Work task
Wherever a line of the records contains "Physics", copy that line.

Records contained in a dataset
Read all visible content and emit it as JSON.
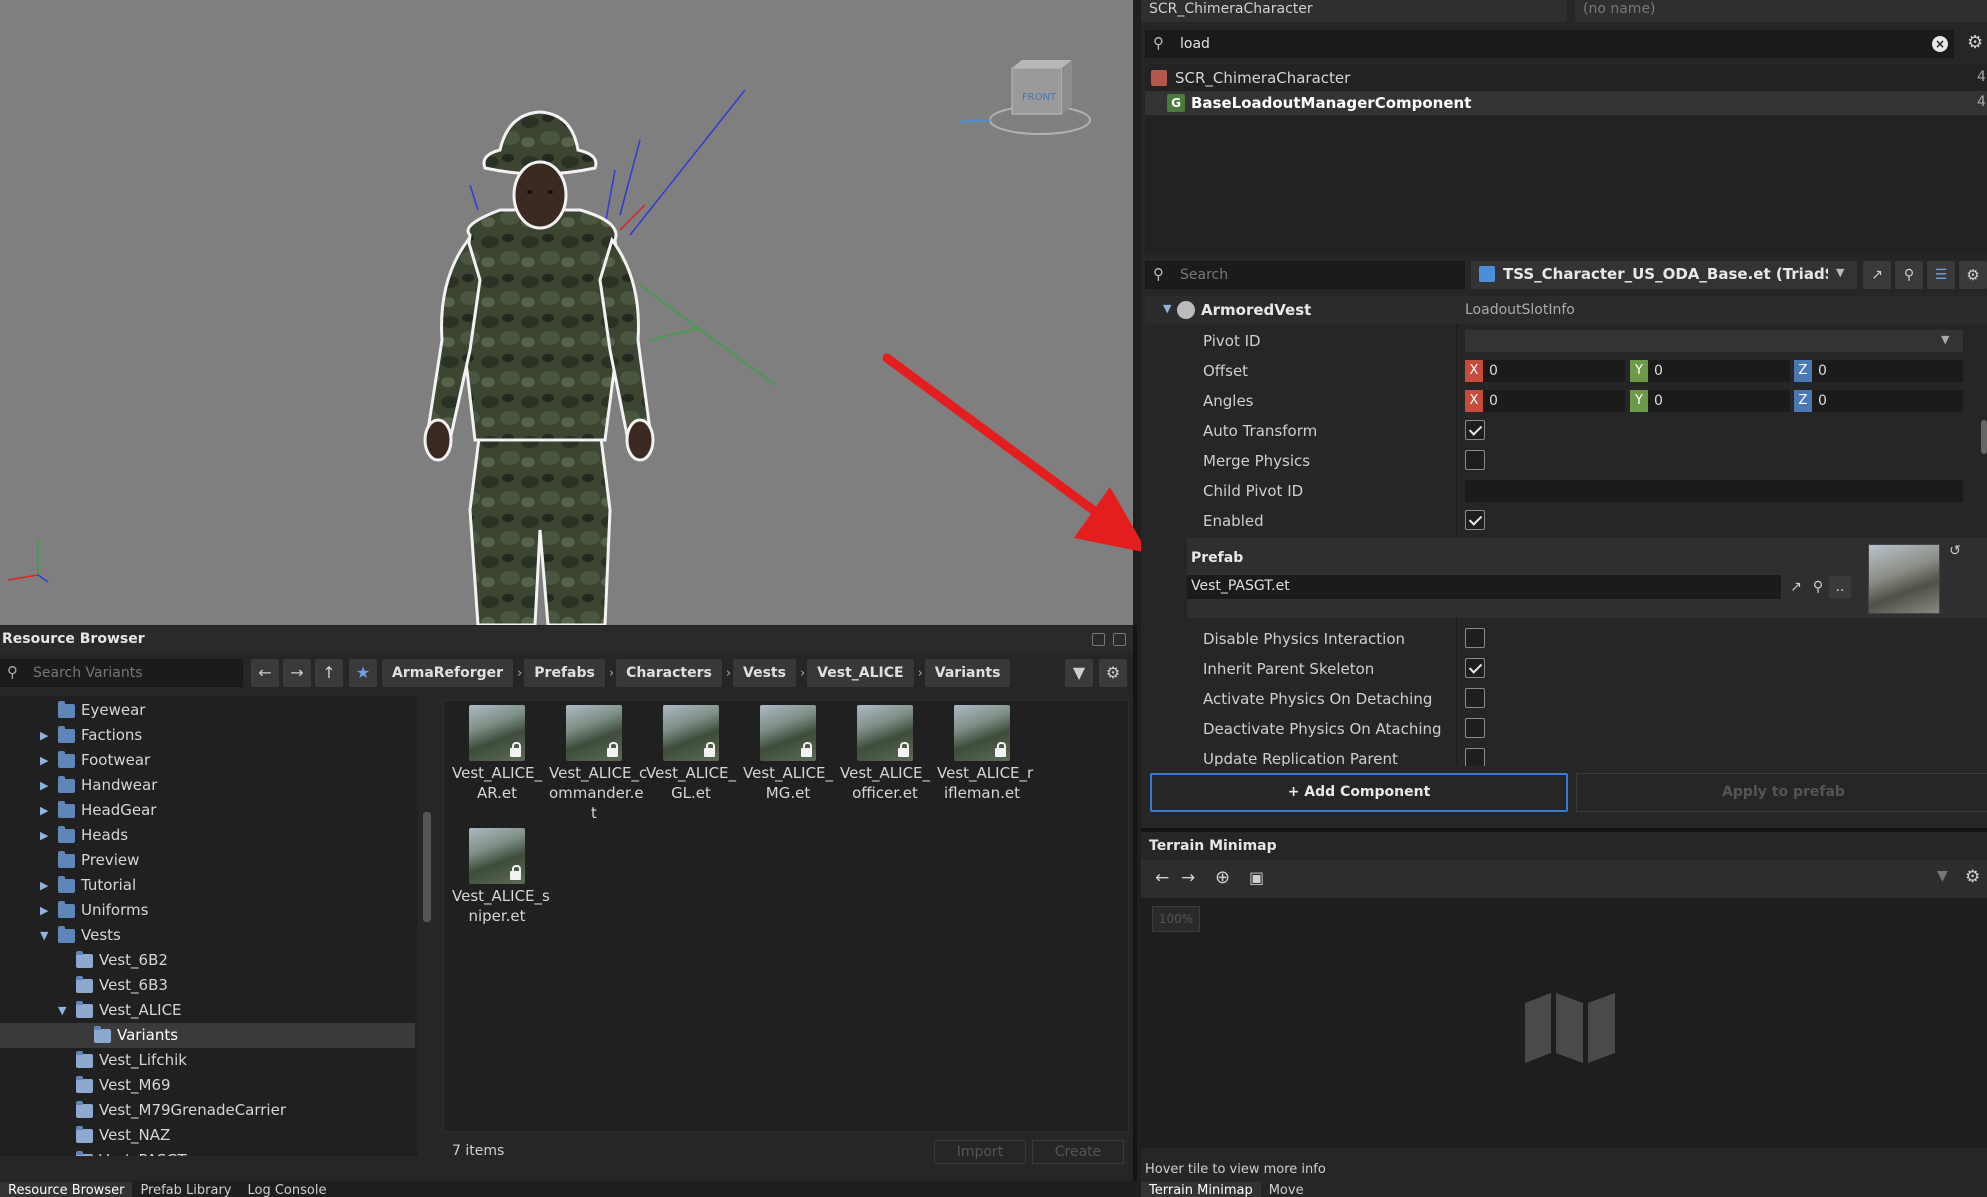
{
  "viewport": {
    "gizmo_label": "FRONT"
  },
  "resource_browser": {
    "title": "Resource Browser",
    "search_placeholder": "Search Variants",
    "breadcrumb": [
      "ArmaReforger",
      "Prefabs",
      "Characters",
      "Vests",
      "Vest_ALICE",
      "Variants"
    ],
    "tree": [
      {
        "label": "Eyewear",
        "level": 1,
        "arrow": ""
      },
      {
        "label": "Factions",
        "level": 1,
        "arrow": "right"
      },
      {
        "label": "Footwear",
        "level": 1,
        "arrow": "right"
      },
      {
        "label": "Handwear",
        "level": 1,
        "arrow": "right"
      },
      {
        "label": "HeadGear",
        "level": 1,
        "arrow": "right"
      },
      {
        "label": "Heads",
        "level": 1,
        "arrow": "right"
      },
      {
        "label": "Preview",
        "level": 1,
        "arrow": ""
      },
      {
        "label": "Tutorial",
        "level": 1,
        "arrow": "right"
      },
      {
        "label": "Uniforms",
        "level": 1,
        "arrow": "right"
      },
      {
        "label": "Vests",
        "level": 1,
        "arrow": "down"
      },
      {
        "label": "Vest_6B2",
        "level": 2,
        "arrow": ""
      },
      {
        "label": "Vest_6B3",
        "level": 2,
        "arrow": ""
      },
      {
        "label": "Vest_ALICE",
        "level": 2,
        "arrow": "down"
      },
      {
        "label": "Variants",
        "level": 3,
        "arrow": "",
        "selected": true
      },
      {
        "label": "Vest_Lifchik",
        "level": 2,
        "arrow": ""
      },
      {
        "label": "Vest_M69",
        "level": 2,
        "arrow": ""
      },
      {
        "label": "Vest_M79GrenadeCarrier",
        "level": 2,
        "arrow": ""
      },
      {
        "label": "Vest_NAZ",
        "level": 2,
        "arrow": ""
      },
      {
        "label": "Vest_PASGT",
        "level": 2,
        "arrow": ""
      }
    ],
    "assets": [
      {
        "line1": "Vest_ALICE_",
        "line2": "AR.et",
        "line3": ""
      },
      {
        "line1": "Vest_ALICE_c",
        "line2": "ommander.e",
        "line3": "t"
      },
      {
        "line1": "Vest_ALICE_",
        "line2": "GL.et",
        "line3": ""
      },
      {
        "line1": "Vest_ALICE_",
        "line2": "MG.et",
        "line3": ""
      },
      {
        "line1": "Vest_ALICE_",
        "line2": "officer.et",
        "line3": ""
      },
      {
        "line1": "Vest_ALICE_r",
        "line2": "ifleman.et",
        "line3": ""
      },
      {
        "line1": "Vest_ALICE_s",
        "line2": "niper.et",
        "line3": ""
      }
    ],
    "items_count": "7 items",
    "import_label": "Import",
    "create_label": "Create",
    "bottom_tabs": [
      "Resource Browser",
      "Prefab Library",
      "Log Console"
    ]
  },
  "hierarchy": {
    "entity_class": "SCR_ChimeraCharacter",
    "entity_name_placeholder": "(no name)",
    "search_value": "load",
    "rows": [
      {
        "label": "SCR_ChimeraCharacter",
        "count": "4",
        "bold": false
      },
      {
        "label": "BaseLoadoutManagerComponent",
        "count": "4",
        "bold": true
      }
    ]
  },
  "properties": {
    "search_placeholder": "Search",
    "prefab_file": "TSS_Character_US_ODA_Base.et (TriadShoo",
    "section_title": "ArmoredVest",
    "section_type": "LoadoutSlotInfo",
    "pivot_id_label": "Pivot ID",
    "offset_label": "Offset",
    "angles_label": "Angles",
    "offset": {
      "x": "0",
      "y": "0",
      "z": "0"
    },
    "angles": {
      "x": "0",
      "y": "0",
      "z": "0"
    },
    "auto_transform_label": "Auto Transform",
    "merge_physics_label": "Merge Physics",
    "child_pivot_label": "Child Pivot ID",
    "enabled_label": "Enabled",
    "prefab_label": "Prefab",
    "prefab_value": "Vest_PASGT.et",
    "disable_physics_label": "Disable Physics Interaction",
    "inherit_skeleton_label": "Inherit Parent Skeleton",
    "activate_physics_label": "Activate Physics On Detaching",
    "deactivate_physics_label": "Deactivate Physics On Ataching",
    "update_replication_label": "Update Replication Parent",
    "add_component_label": "+ Add Component",
    "apply_prefab_label": "Apply to prefab",
    "axis_x": "X",
    "axis_y": "Y",
    "axis_z": "Z",
    "more_label": ".."
  },
  "minimap": {
    "title": "Terrain Minimap",
    "zoom": "100%",
    "hover_info": "Hover tile to view more info",
    "bottom_tabs": [
      "Terrain Minimap",
      "Move"
    ]
  },
  "colors": {
    "accent": "#3a7ad0",
    "arrow": "#e41e1e",
    "axis_x": "#c94b3c",
    "axis_y": "#6c9a48",
    "axis_z": "#4a78b5"
  }
}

Response area
    "merge_physics_label": "Merge Physics",
    "disable_physics_label": "Disable Physics Interaction",
    "activate_physics_label": "Activate Physics On Detaching",
    "deactivate_physics_label": "Deactivate Physics On Ataching",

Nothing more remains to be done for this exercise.